Stored data:
━━━━━━━━━━━━━━━━━━━━

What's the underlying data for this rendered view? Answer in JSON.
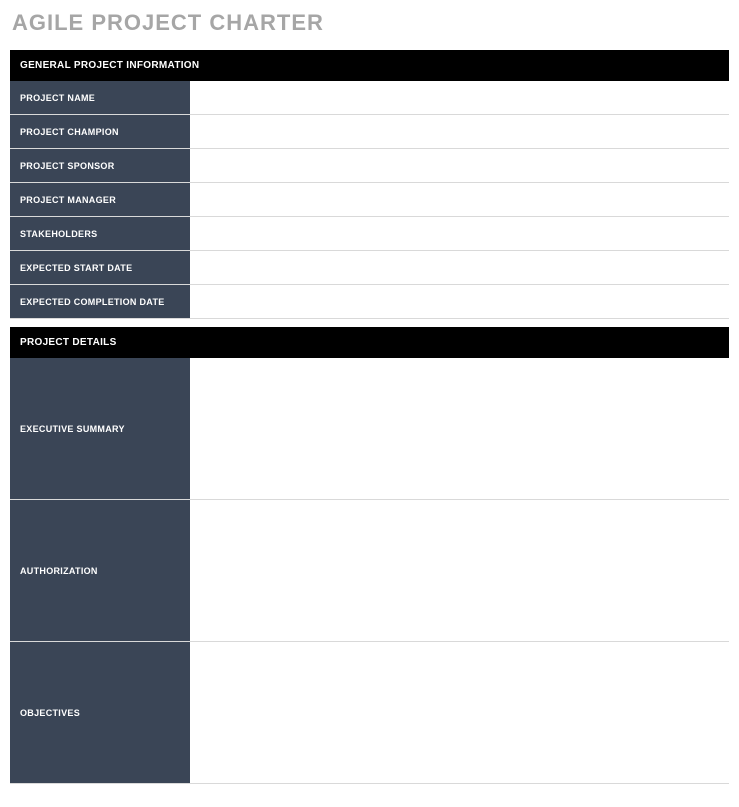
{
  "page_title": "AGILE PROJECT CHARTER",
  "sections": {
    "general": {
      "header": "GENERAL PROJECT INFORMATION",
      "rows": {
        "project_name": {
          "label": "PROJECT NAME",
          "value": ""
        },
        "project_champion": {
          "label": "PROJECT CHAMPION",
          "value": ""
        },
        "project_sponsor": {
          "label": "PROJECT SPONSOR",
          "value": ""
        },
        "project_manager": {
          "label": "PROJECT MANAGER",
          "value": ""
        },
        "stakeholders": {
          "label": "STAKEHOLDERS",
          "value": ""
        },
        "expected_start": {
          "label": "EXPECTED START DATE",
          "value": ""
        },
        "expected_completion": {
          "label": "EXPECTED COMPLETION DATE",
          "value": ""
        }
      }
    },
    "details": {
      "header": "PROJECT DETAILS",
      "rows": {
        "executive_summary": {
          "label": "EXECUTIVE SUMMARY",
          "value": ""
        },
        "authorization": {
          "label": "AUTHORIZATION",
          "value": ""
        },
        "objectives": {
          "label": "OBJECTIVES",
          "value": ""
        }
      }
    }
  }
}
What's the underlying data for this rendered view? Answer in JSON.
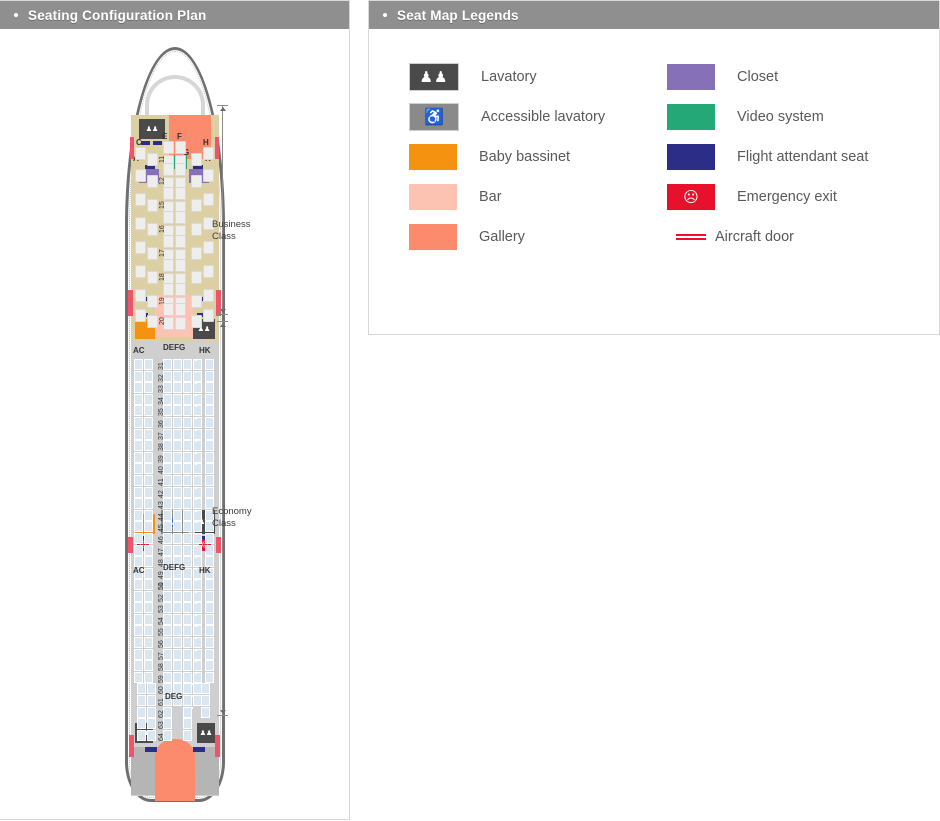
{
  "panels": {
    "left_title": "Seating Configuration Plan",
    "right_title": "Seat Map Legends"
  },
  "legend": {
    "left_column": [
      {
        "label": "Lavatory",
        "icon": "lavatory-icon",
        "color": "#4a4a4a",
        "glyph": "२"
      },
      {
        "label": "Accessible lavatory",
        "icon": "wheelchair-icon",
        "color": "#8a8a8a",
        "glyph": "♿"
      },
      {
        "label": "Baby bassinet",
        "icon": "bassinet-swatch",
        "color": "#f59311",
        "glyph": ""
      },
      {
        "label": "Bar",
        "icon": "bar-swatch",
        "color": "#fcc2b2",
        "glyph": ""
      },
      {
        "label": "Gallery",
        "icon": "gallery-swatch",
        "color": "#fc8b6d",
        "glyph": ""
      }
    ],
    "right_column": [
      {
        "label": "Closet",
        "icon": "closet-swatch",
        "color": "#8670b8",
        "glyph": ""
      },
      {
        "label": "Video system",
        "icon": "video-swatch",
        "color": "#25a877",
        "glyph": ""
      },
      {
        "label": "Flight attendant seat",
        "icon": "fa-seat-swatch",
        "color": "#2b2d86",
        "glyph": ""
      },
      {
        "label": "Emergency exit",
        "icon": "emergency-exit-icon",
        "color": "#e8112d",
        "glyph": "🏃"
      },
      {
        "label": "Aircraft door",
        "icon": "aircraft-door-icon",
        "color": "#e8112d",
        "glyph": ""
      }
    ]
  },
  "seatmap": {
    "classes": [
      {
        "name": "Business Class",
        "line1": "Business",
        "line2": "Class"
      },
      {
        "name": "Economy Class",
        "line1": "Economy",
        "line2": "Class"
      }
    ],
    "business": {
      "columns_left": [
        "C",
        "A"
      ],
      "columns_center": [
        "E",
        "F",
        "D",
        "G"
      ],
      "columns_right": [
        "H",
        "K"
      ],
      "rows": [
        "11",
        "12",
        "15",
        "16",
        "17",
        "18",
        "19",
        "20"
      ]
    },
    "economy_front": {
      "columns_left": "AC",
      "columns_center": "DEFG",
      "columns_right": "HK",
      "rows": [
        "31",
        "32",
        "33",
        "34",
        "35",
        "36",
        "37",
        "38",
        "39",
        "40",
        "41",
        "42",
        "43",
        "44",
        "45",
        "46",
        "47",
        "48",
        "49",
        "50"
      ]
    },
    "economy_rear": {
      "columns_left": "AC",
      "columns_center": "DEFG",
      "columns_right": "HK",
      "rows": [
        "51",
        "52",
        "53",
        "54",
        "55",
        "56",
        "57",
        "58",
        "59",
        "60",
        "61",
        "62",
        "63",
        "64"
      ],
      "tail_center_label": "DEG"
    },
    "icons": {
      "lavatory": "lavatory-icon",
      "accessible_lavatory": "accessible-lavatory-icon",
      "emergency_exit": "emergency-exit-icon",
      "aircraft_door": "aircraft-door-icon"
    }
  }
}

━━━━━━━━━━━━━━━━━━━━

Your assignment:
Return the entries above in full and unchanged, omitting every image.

Result:
What's the underlying data for this rendered view? Answer in JSON.
{
  "page_title": "AGILE PROJECT CHARTER",
  "sections": {
    "general": {
      "header": "GENERAL PROJECT INFORMATION",
      "rows": {
        "project_name": {
          "label": "PROJECT NAME",
          "value": ""
        },
        "project_champion": {
          "label": "PROJECT CHAMPION",
          "value": ""
        },
        "project_sponsor": {
          "label": "PROJECT SPONSOR",
          "value": ""
        },
        "project_manager": {
          "label": "PROJECT MANAGER",
          "value": ""
        },
        "stakeholders": {
          "label": "STAKEHOLDERS",
          "value": ""
        },
        "expected_start": {
          "label": "EXPECTED START DATE",
          "value": ""
        },
        "expected_completion": {
          "label": "EXPECTED COMPLETION DATE",
          "value": ""
        }
      }
    },
    "details": {
      "header": "PROJECT DETAILS",
      "rows": {
        "executive_summary": {
          "label": "EXECUTIVE SUMMARY",
          "value": ""
        },
        "authorization": {
          "label": "AUTHORIZATION",
          "value": ""
        },
        "objectives": {
          "label": "OBJECTIVES",
          "value": ""
        }
      }
    }
  }
}
What's the underlying data for this rendered view? Answer in JSON.
{
  "panels": {
    "left_title": "Seating Configuration Plan",
    "right_title": "Seat Map Legends"
  },
  "legend": {
    "left_column": [
      {
        "label": "Lavatory",
        "icon": "lavatory-icon",
        "color": "#4a4a4a",
        "glyph": "२"
      },
      {
        "label": "Accessible lavatory",
        "icon": "wheelchair-icon",
        "color": "#8a8a8a",
        "glyph": "♿"
      },
      {
        "label": "Baby bassinet",
        "icon": "bassinet-swatch",
        "color": "#f59311",
        "glyph": ""
      },
      {
        "label": "Bar",
        "icon": "bar-swatch",
        "color": "#fcc2b2",
        "glyph": ""
      },
      {
        "label": "Gallery",
        "icon": "gallery-swatch",
        "color": "#fc8b6d",
        "glyph": ""
      }
    ],
    "right_column": [
      {
        "label": "Closet",
        "icon": "closet-swatch",
        "color": "#8670b8",
        "glyph": ""
      },
      {
        "label": "Video system",
        "icon": "video-swatch",
        "color": "#25a877",
        "glyph": ""
      },
      {
        "label": "Flight attendant seat",
        "icon": "fa-seat-swatch",
        "color": "#2b2d86",
        "glyph": ""
      },
      {
        "label": "Emergency exit",
        "icon": "emergency-exit-icon",
        "color": "#e8112d",
        "glyph": "🏃"
      },
      {
        "label": "Aircraft door",
        "icon": "aircraft-door-icon",
        "color": "#e8112d",
        "glyph": ""
      }
    ]
  },
  "seatmap": {
    "classes": [
      {
        "name": "Business Class",
        "line1": "Business",
        "line2": "Class"
      },
      {
        "name": "Economy Class",
        "line1": "Economy",
        "line2": "Class"
      }
    ],
    "business": {
      "columns_left": [
        "C",
        "A"
      ],
      "columns_center": [
        "E",
        "F",
        "D",
        "G"
      ],
      "columns_right": [
        "H",
        "K"
      ],
      "rows": [
        "11",
        "12",
        "15",
        "16",
        "17",
        "18",
        "19",
        "20"
      ]
    },
    "economy_front": {
      "columns_left": "AC",
      "columns_center": "DEFG",
      "columns_right": "HK",
      "rows": [
        "31",
        "32",
        "33",
        "34",
        "35",
        "36",
        "37",
        "38",
        "39",
        "40",
        "41",
        "42",
        "43",
        "44",
        "45",
        "46",
        "47",
        "48",
        "49",
        "50"
      ]
    },
    "economy_rear": {
      "columns_left": "AC",
      "columns_center": "DEFG",
      "columns_right": "HK",
      "rows": [
        "51",
        "52",
        "53",
        "54",
        "55",
        "56",
        "57",
        "58",
        "59",
        "60",
        "61",
        "62",
        "63",
        "64"
      ],
      "tail_center_label": "DEG"
    },
    "icons": {
      "lavatory": "lavatory-icon",
      "accessible_lavatory": "accessible-lavatory-icon",
      "emergency_exit": "emergency-exit-icon",
      "aircraft_door": "aircraft-door-icon"
    }
  }
}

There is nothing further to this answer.